Based on the findings of this study, gluteus maximus  (GM) strength and hypertrophy may be an essential component to elite performance in activities that require high-impact, quick changes in direction, and high-magnitude loading activities. It may be recommended that athletes participating in these activities be assessed for GM strength, as well as movement assessments that may identify insufficient GM strength like the Overhead Squat Assessment or LEFT Test. Human movement professionals working with these athletes should consider the incorporation of these assessments, as well as GM specific strengthening (e.g. Gluteus Maximus Activation and Bridge Progressions ) into an integrated plan of care.


  1. The study used a multiple linear regression technique to approximate causal inference with the least possible amount of bias from confounding variables, such as body weight and force production.
  2. The use of MRI for measurement of the gluteus maximus (GM) muscle cross-sectional area (CSA) resulted in the most accurate data possible.
  3. A clear hypothesis resulted in compelling data demonstrating a significant association between GM CSA and activities requiring rapid and powerful movements.

Weaknesses and Limitations

  1. Despite compelling data, inferences about the evolutionary changes in gluteus maximus (GM) size is speculative.
  2. Exclusive reliance on female subjects limits generalizability and weakens evolutionary arguments, particularly as muscle size and strength differ greatly between the sexes.
  3. This study did not investigate possible cross-training regimens that athletes engaged in outside of their sport-specific activities, which may have affected outcomes.

How the study relates to Brookbush Institute Content?

The Brookbush Institute (BI) continues to develop a library of relevant studies in the pursuit of evidence-based practice.

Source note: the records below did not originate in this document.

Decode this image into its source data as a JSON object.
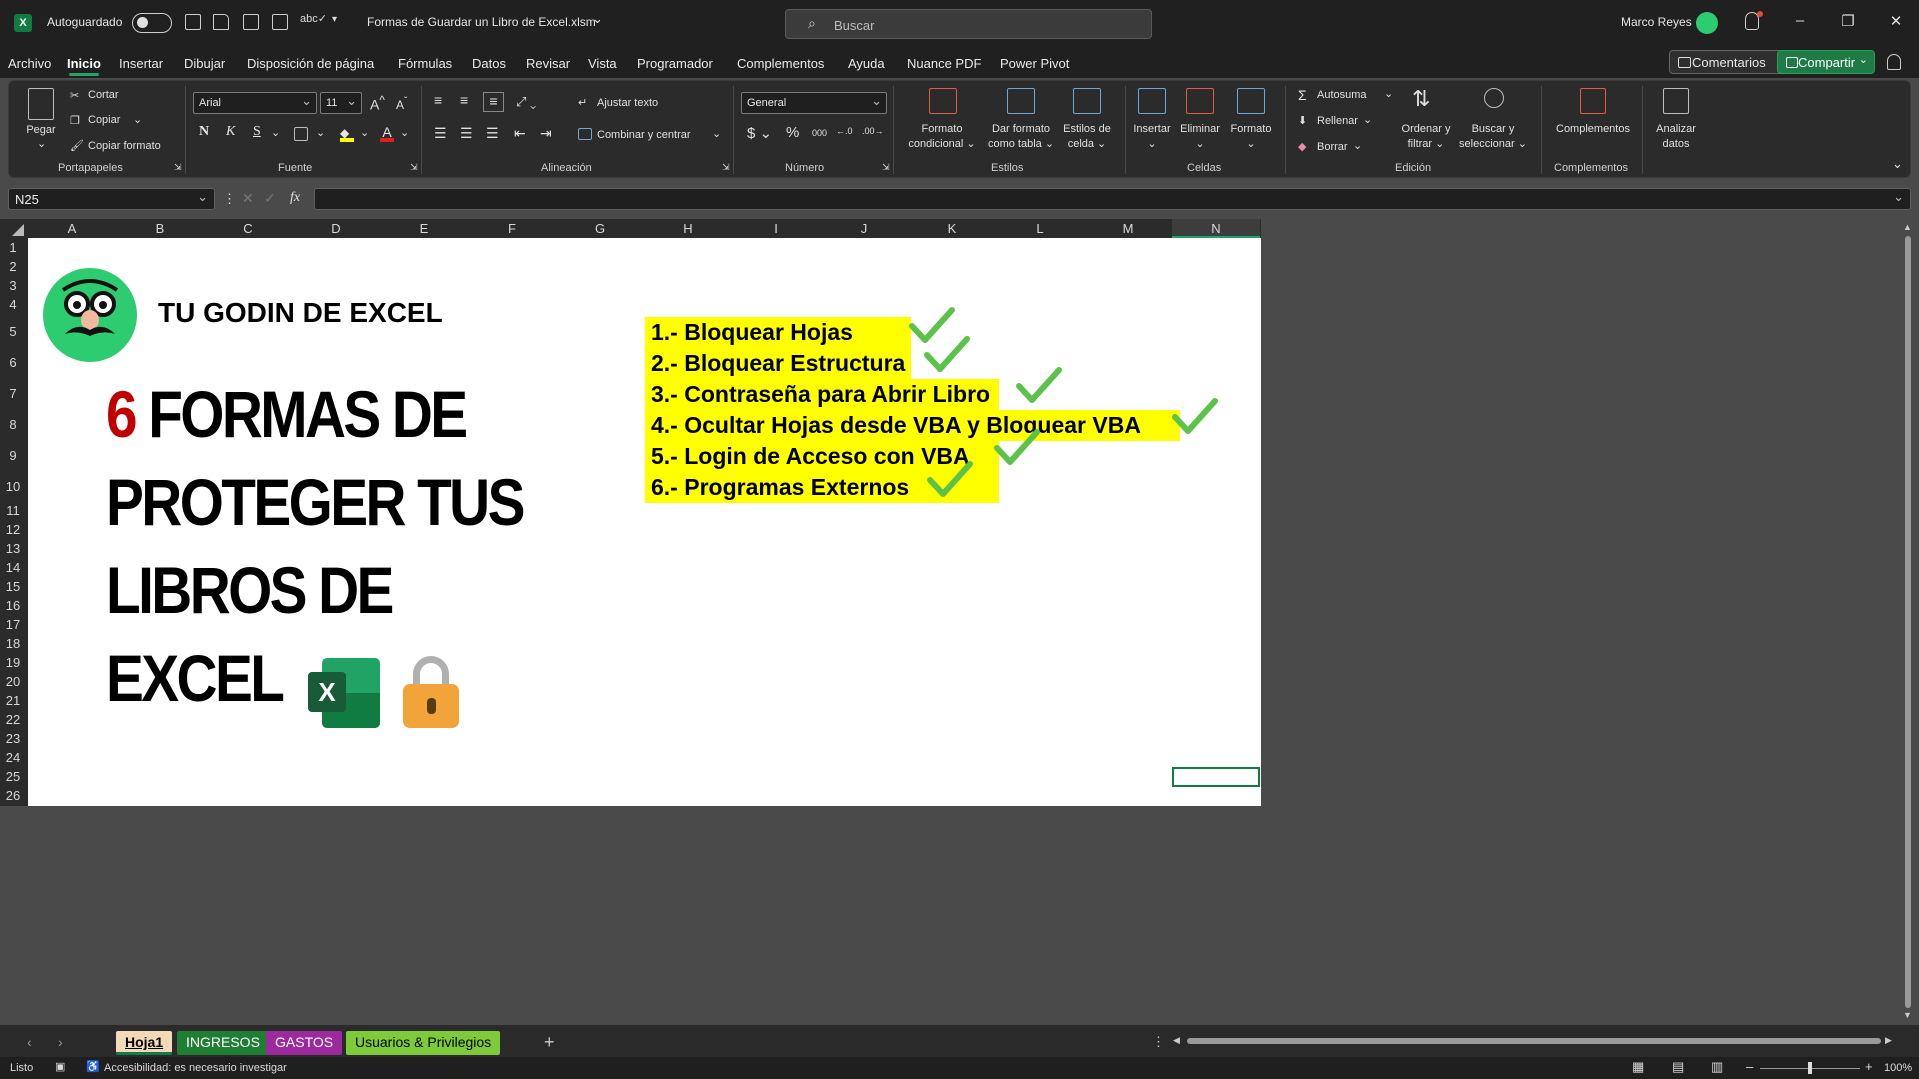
{
  "titlebar": {
    "autosave_label": "Autoguardado",
    "document_title": "Formas de Guardar un Libro de Excel.xlsm",
    "search_placeholder": "Buscar",
    "user_name": "Marco Reyes"
  },
  "menu": {
    "items": [
      "Archivo",
      "Inicio",
      "Insertar",
      "Dibujar",
      "Disposición de página",
      "Fórmulas",
      "Datos",
      "Revisar",
      "Vista",
      "Programador",
      "Complementos",
      "Ayuda",
      "Nuance PDF",
      "Power Pivot"
    ],
    "active": "Inicio",
    "comments_label": "Comentarios",
    "share_label": "Compartir"
  },
  "ribbon": {
    "clipboard": {
      "paste": "Pegar",
      "cut": "Cortar",
      "copy": "Copiar",
      "format_painter": "Copiar formato",
      "group": "Portapapeles"
    },
    "font": {
      "name": "Arial",
      "size": "11",
      "group": "Fuente"
    },
    "alignment": {
      "wrap": "Ajustar texto",
      "merge": "Combinar y centrar",
      "group": "Alineación"
    },
    "number": {
      "format": "General",
      "group": "Número"
    },
    "styles": {
      "conditional_1": "Formato",
      "conditional_2": "condicional",
      "table_1": "Dar formato",
      "table_2": "como tabla",
      "cell_1": "Estilos de",
      "cell_2": "celda",
      "group": "Estilos"
    },
    "cells": {
      "insert": "Insertar",
      "delete": "Eliminar",
      "format": "Formato",
      "group": "Celdas"
    },
    "editing": {
      "autosum": "Autosuma",
      "fill": "Rellenar",
      "clear": "Borrar",
      "sort_1": "Ordenar y",
      "sort_2": "filtrar",
      "find_1": "Buscar y",
      "find_2": "seleccionar",
      "group": "Edición"
    },
    "addins": {
      "label": "Complementos",
      "group": "Complementos"
    },
    "analyze": {
      "label_1": "Analizar",
      "label_2": "datos"
    }
  },
  "formula_bar": {
    "name_box": "N25",
    "fx": "fx",
    "formula": ""
  },
  "grid": {
    "columns": [
      "A",
      "B",
      "C",
      "D",
      "E",
      "F",
      "G",
      "H",
      "I",
      "J",
      "K",
      "L",
      "M",
      "N"
    ],
    "selected_column": "N",
    "rows": [
      "1",
      "2",
      "3",
      "4",
      "5",
      "6",
      "7",
      "8",
      "9",
      "10",
      "11",
      "12",
      "13",
      "14",
      "15",
      "16",
      "17",
      "18",
      "19",
      "20",
      "21",
      "22",
      "23",
      "24",
      "25",
      "26"
    ]
  },
  "content": {
    "brand": "TU GODIN DE EXCEL",
    "title_number": "6",
    "title_line1": "FORMAS DE",
    "title_line2": "PROTEGER TUS",
    "title_line3": "LIBROS DE",
    "title_line4": "EXCEL",
    "list": [
      "1.- Bloquear Hojas",
      "2.- Bloquear Estructura",
      "3.- Contraseña para Abrir Libro",
      "4.- Ocultar Hojas desde VBA y Bloquear VBA",
      "5.- Login de Acceso con VBA",
      "6.- Programas Externos"
    ]
  },
  "sheets": [
    {
      "name": "Hoja1",
      "color": "#f3d9b8",
      "text_color": "#000000",
      "active": true
    },
    {
      "name": "INGRESOS",
      "color": "#1e7e34",
      "text_color": "#ffffff",
      "active": false
    },
    {
      "name": "GASTOS",
      "color": "#9c2a9c",
      "text_color": "#ffffff",
      "active": false
    },
    {
      "name": "Usuarios & Privilegios",
      "color": "#7ecb3a",
      "text_color": "#000000",
      "active": false
    }
  ],
  "statusbar": {
    "ready": "Listo",
    "accessibility": "Accesibilidad: es necesario investigar",
    "zoom": "100%"
  },
  "colors": {
    "accent_green": "#107c41",
    "highlight_yellow": "#ffff00",
    "title_red": "#c00000"
  }
}
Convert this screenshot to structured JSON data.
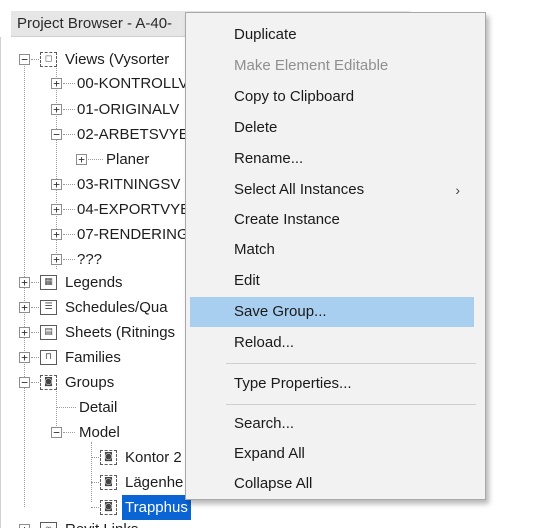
{
  "browser": {
    "title": "Project Browser - A-40-",
    "tree": {
      "views": "Views (Vysorter",
      "kontroll": "00-KONTROLLV",
      "originalv": "01-ORIGINALV",
      "arbetsvy": "02-ARBETSVYE",
      "planer": "Planer",
      "ritnings": "03-RITNINGSV",
      "export": "04-EXPORTVYE",
      "rendering": "07-RENDERING",
      "unknown": "???",
      "legends": "Legends",
      "schedules": "Schedules/Qua",
      "sheets": "Sheets (Ritnings",
      "families": "Families",
      "groups": "Groups",
      "detail": "Detail",
      "model": "Model",
      "kontor": "Kontor 2",
      "lagenhet": "Lägenhe",
      "trapphus": "Trapphus",
      "revit_links": "Revit Links"
    }
  },
  "context_menu": {
    "items": [
      {
        "label": "Duplicate",
        "enabled": true
      },
      {
        "label": "Make Element Editable",
        "enabled": false
      },
      {
        "label": "Copy to Clipboard",
        "enabled": true
      },
      {
        "label": "Delete",
        "enabled": true
      },
      {
        "label": "Rename...",
        "enabled": true
      },
      {
        "label": "Select All Instances",
        "enabled": true,
        "submenu": true
      },
      {
        "label": "Create Instance",
        "enabled": true
      },
      {
        "label": "Match",
        "enabled": true
      },
      {
        "label": "Edit",
        "enabled": true
      },
      {
        "label": "Save Group...",
        "enabled": true,
        "highlighted": true
      },
      {
        "label": "Reload...",
        "enabled": true
      },
      {
        "label": "Type Properties...",
        "enabled": true
      },
      {
        "label": "Search...",
        "enabled": true
      },
      {
        "label": "Expand All",
        "enabled": true
      },
      {
        "label": "Collapse All",
        "enabled": true
      }
    ],
    "submenu_arrow": "›"
  },
  "colors": {
    "selection": "#0a64d4",
    "menu_hover": "#a9cff0",
    "menu_background": "#f2f2f2"
  }
}
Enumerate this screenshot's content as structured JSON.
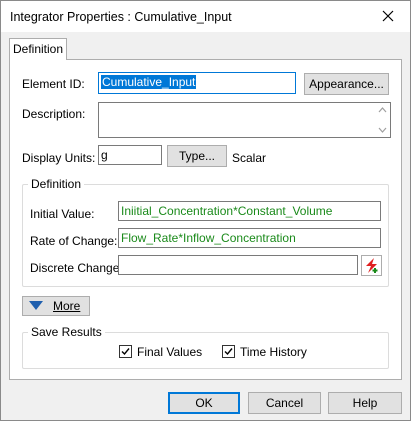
{
  "window": {
    "title": "Integrator Properties : Cumulative_Input"
  },
  "tabs": [
    {
      "label": "Definition"
    }
  ],
  "element_id": {
    "label": "Element ID:",
    "value": "Cumulative_Input"
  },
  "appearance_button": "Appearance...",
  "description": {
    "label": "Description:",
    "value": ""
  },
  "display_units": {
    "label": "Display Units:",
    "value": "g",
    "type_button": "Type...",
    "type_value": "Scalar"
  },
  "definition_group": {
    "title": "Definition",
    "initial_value": {
      "label": "Initial Value:",
      "value": "Iniitial_Concentration*Constant_Volume"
    },
    "rate_of_change": {
      "label": "Rate of Change:",
      "value": "Flow_Rate*Inflow_Concentration"
    },
    "discrete_change": {
      "label": "Discrete Change:",
      "value": ""
    }
  },
  "more_button": "More",
  "save_results": {
    "title": "Save Results",
    "final_values": {
      "label": "Final Values",
      "checked": true
    },
    "time_history": {
      "label": "Time History",
      "checked": true
    }
  },
  "buttons": {
    "ok": "OK",
    "cancel": "Cancel",
    "help": "Help"
  },
  "colors": {
    "accent": "#0078d7",
    "expression_text": "#1a8a1a",
    "discrete_icon": "#e02020"
  }
}
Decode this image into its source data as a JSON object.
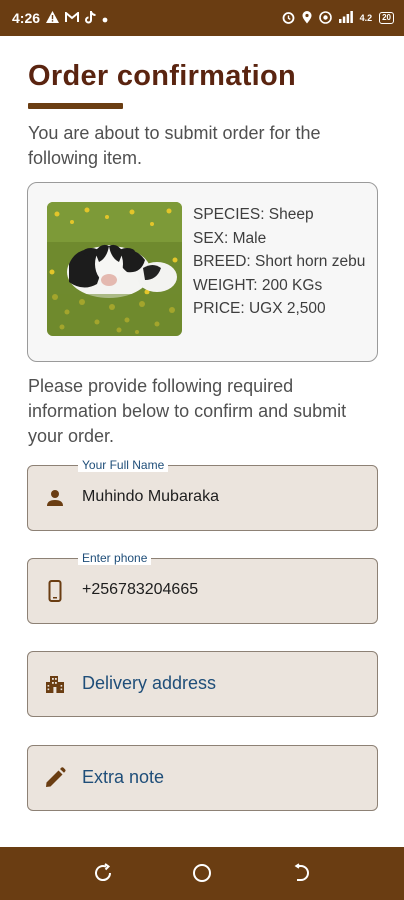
{
  "status_bar": {
    "time": "4:26",
    "left_icons": [
      "warning-icon",
      "gmail-icon",
      "tiktok-icon",
      "dot-icon"
    ],
    "right_icons": [
      "alarm-icon",
      "location-icon",
      "hotspot-icon",
      "signal-icon",
      "battery-icon"
    ],
    "network_text": "4.2",
    "battery_text": "20"
  },
  "page": {
    "title": "Order confirmation",
    "intro": "You are about to submit order for the following item.",
    "instructions": "Please provide following required information below to confirm and submit your order."
  },
  "product": {
    "image_subject": "cow-in-flower-field",
    "species": "SPECIES: Sheep",
    "sex": "SEX: Male",
    "breed": "BREED: Short horn zebu",
    "weight": "WEIGHT: 200 KGs",
    "price": "PRICE: UGX 2,500"
  },
  "form": {
    "full_name": {
      "label": "Your Full Name",
      "value": "Muhindo Mubaraka",
      "icon": "person-icon"
    },
    "phone": {
      "label": "Enter phone",
      "value": "+256783204665",
      "icon": "phone-icon"
    },
    "address": {
      "placeholder": "Delivery address",
      "icon": "building-icon"
    },
    "note": {
      "placeholder": "Extra note",
      "icon": "pencil-icon"
    }
  },
  "nav_bar": {
    "buttons": [
      "recents-button",
      "home-button",
      "back-button"
    ]
  },
  "colors": {
    "brand_brown": "#6a3d12",
    "title_maroon": "#5a2410",
    "field_fill": "#ebe4dd",
    "label_blue": "#1f4e79"
  }
}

This study compared sport-specific activities and their relationships to gluteus maximus (GM) muscle cross-sectional area (CMA). Power and strength dependent sports were correlated with increased GM CSA, which may influence the selection of exercises for training the GM, or selection GM specific exercises based on clients goals. The BI will continue to integrate findings from various studies to refine exercise recommendations to strengthen the GM.

The following videos illustrate common exercise methods employed at the BI for GM strengthening.

Quick Glute Activation Circuit:

Ultimate Glute Bridge:

Deadlift with Posterior Pull:

Lateral Hop to Single Leg Jump to Balance:


  1. Stern JT. Anatomical and functional specializations of the human gluteus maximus. American Journal of Physical Anthropology. 1972;36(3):315–39.
  2. Bramble DM, Lieberman DE. Endurance running and the evolution of Homo. Nature. 2004 Nov;432(7015):345–52.
  3. Lieberman DE, Raichlen DA, Pontzer H, Bramble DM, Cutright-Smith E. The human gluteus maximus and its role in running. Journal of Experimental Biology. 2006 Jun 1;209(11):2143–55.
  4. Schoenfeld BJ, Wilson JM, Lowery RP, Krieger JW. Muscular adaptations in low- versus high-load resistance training: A meta-analysis. European Journal of Sport Science. 2016 Jan 2;16(1):1–10.
  5. Jonkers I, Stewart C, Spaepen A. The complementary role of the plantarflexors, hamstrings and gluteus maximus in the control of stance limb stability during gait. Gait & Posture. 2003 Jun 1;17(3):264–72.
  6. Niemuth PE. The role of hip muscle weakness in lower extremity athletic injuries : review article. International SportMed Journal. 2007 Jan 1;8(4):179–92.

© 2019 Brent Brookbush

Questions, comments, and criticisms are welcomed and encouraged -